The trip will be nothing less than a pilgrimage for both Lorraine and her companion, her 18-year-old daughter Jessica. They are aiming to raise £1,000 for the Devon charity Pete’s Dragons, which helps families bereaved by suicide, a charity close to both their hearts.

As they are paying for the trip themselves, any donations they receive will go directly to the charity which supported them after Lorraine’s husband – Jessica’s father – Mick killed himself in the summer last year.

When the tragedy happened last year, they found themselves at a loss of where to turn. The police officer supporting them suggested contacting Pete’s Dragons, a charity helping those affected by suicide.

‘My daughter got in touch with them and from then on they were just there for us, helping and supporting us. They came out to see us at home for the first few months.

‘They are inspirational in what they do. I want people who go through it to know that there are people out there who have been there, and will be able to support them.

‘I think it is a wonderful charity and they are slowly getting recognised for the work that they are doing.’

Lorraine says the support is particularly valuable after a suicide because the grief is complicated by the way the person has died.

‘It is such a cliché that when someone dies, everyone comes around bringing hot food and support.

‘With a suicide though, it is different.

‘People shy away, they won’t come around for a cup of tea, they won’t come and meet you for lunch any more, they don’t know what to say.’

She was away from the family home in Broadwoodwidger on the day it happened back in July 2017 she’d gone up country for a funeral.

‘I got a phone call from the police saying my daughter had found him dead, hanging from the tree in our cottage garden.

‘I had to drive several hundreds of miles back through four or five counties.

‘It was a real shock.
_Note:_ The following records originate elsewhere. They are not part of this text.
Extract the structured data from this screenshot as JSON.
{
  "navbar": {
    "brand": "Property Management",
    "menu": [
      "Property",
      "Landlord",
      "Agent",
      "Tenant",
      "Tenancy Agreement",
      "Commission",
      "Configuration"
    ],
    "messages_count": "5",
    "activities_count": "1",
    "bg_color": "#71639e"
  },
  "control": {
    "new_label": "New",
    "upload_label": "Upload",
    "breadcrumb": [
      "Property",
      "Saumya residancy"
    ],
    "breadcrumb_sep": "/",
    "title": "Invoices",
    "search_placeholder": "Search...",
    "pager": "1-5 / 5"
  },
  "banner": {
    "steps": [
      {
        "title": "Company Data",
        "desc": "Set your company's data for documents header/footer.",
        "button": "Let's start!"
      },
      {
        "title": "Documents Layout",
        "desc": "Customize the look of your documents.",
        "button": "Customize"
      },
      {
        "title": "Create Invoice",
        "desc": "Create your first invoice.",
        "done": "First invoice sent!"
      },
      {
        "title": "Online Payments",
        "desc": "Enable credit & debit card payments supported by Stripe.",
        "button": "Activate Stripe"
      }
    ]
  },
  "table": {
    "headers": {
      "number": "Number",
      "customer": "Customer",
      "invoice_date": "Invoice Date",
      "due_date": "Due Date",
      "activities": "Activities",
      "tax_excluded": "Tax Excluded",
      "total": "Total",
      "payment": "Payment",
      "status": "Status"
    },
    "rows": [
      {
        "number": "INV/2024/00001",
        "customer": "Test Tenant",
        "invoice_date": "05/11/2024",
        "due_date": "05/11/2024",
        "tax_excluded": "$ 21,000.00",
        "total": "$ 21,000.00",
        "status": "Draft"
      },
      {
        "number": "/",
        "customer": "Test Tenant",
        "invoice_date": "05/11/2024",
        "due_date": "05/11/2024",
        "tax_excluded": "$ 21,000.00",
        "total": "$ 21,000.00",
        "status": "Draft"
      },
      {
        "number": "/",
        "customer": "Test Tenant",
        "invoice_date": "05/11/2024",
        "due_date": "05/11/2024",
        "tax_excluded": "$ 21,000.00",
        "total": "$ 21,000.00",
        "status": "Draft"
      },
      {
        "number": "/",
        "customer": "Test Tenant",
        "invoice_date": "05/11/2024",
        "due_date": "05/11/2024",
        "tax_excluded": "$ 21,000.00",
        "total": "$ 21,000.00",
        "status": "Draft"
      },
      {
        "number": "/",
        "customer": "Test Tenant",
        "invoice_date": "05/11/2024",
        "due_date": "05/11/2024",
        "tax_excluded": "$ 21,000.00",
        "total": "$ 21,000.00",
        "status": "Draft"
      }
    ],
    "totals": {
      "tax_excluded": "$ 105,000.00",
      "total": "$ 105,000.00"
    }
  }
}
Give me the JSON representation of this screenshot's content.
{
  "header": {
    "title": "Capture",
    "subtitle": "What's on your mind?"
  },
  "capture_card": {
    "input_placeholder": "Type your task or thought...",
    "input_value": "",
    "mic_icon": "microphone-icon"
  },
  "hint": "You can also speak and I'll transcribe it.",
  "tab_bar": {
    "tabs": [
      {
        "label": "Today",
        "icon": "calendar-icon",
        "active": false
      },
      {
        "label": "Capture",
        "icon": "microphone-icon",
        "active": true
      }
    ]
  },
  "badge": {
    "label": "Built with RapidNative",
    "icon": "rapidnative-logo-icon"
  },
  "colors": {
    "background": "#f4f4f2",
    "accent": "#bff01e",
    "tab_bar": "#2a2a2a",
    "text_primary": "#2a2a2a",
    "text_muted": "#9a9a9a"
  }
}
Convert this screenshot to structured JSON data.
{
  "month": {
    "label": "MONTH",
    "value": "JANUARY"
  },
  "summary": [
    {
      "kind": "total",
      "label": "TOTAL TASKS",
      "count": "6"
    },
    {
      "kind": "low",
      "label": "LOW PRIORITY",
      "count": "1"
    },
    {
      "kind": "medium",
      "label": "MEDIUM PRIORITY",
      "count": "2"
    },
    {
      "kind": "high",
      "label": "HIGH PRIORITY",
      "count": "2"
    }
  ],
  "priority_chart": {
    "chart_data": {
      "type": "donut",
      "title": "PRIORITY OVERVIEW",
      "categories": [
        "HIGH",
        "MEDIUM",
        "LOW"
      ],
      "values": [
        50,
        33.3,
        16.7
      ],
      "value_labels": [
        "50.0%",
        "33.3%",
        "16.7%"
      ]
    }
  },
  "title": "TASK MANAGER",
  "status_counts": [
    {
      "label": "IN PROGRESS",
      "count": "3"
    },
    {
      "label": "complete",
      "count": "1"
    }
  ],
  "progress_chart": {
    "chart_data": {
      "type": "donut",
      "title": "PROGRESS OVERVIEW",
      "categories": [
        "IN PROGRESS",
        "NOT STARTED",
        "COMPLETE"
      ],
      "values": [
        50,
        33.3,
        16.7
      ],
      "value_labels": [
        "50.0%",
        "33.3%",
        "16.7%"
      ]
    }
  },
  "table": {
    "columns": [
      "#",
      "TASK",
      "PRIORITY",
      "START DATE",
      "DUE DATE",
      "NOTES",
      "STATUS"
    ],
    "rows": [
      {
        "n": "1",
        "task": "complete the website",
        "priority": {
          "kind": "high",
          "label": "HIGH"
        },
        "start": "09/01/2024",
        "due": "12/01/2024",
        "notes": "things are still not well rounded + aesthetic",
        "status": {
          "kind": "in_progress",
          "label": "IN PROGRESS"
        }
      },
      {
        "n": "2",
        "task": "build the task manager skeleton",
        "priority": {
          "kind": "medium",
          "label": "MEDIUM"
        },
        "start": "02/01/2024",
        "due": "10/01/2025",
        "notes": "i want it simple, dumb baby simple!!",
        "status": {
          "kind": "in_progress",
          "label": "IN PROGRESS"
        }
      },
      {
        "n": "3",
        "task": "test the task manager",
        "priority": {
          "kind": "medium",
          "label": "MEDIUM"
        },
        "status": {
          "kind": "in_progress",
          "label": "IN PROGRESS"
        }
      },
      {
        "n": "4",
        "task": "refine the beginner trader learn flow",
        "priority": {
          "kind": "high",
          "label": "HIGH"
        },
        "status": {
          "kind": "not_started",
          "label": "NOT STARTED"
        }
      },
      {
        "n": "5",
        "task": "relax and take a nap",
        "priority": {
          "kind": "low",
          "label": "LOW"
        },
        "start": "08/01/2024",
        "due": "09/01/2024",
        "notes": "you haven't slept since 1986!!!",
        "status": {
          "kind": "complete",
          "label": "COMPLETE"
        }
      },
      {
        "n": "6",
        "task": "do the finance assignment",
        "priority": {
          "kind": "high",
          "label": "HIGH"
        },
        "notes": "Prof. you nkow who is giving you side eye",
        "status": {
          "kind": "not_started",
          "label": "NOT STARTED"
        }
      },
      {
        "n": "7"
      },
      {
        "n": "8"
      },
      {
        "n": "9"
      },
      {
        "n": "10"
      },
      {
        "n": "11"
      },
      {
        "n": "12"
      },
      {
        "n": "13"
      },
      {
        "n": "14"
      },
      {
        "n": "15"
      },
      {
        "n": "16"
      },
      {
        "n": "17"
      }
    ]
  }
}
I couldn’t believe it – sometimes I still can’t believe it. He left notes for everyone but me.

‘He was 52 when he died. He did it just before his birthday.’

The tragedy is compounded for Lorraine because she and Mick, who’d been married for more than 20 years, were not getting on that well in the few weeks before he died.

‘He’d never had any medical issues at all but he had an accident at work in February that year – he drove machines for an operator – and he knocked his two front teeth out.’

He had, she says, ‘a magnetism about him’ which drew people to him. ‘Everyone liked him.’ But after the accident, he changed. She said that one time he had threatened to kill himself once before, before disappearing and she called the police. ‘A week before he killed himself he disappeared for five hours on his motorbike. We rang the police and they came round. Then he came back at 1am and told them he had just gone for a bike ride.’

‘For the last couple of weeks he was quite strange. He wasn’t happy in himself. He would go to work then come back after just a short while. We weren’t getting on. I never thought he would do that though.’

The fallout from Mick’s suicide remains with Lorraine and Jessica. ‘Jessica still isn’t coping,’ she says. ‘We both ask ourselves if there is anything we could have done differently.’

Lorraine says the idea of heading off to China came from the Pete’s Dragons website, where bereaved people are encouraged to challenge themselves – giving themselves a dragon name when they do so.

‘I said “do you know what, I have always wanted to walk the Great Wall of China, so why don’t I do it?

‘I’m self funded, so all the money I raise will be going to the charity. This is so meaningful for me. It is like someone is calling me and saying ‘you need to do this, you need to do this for yourself’

Visit the Just Giving website and search for ‘Lorraine Fowler’.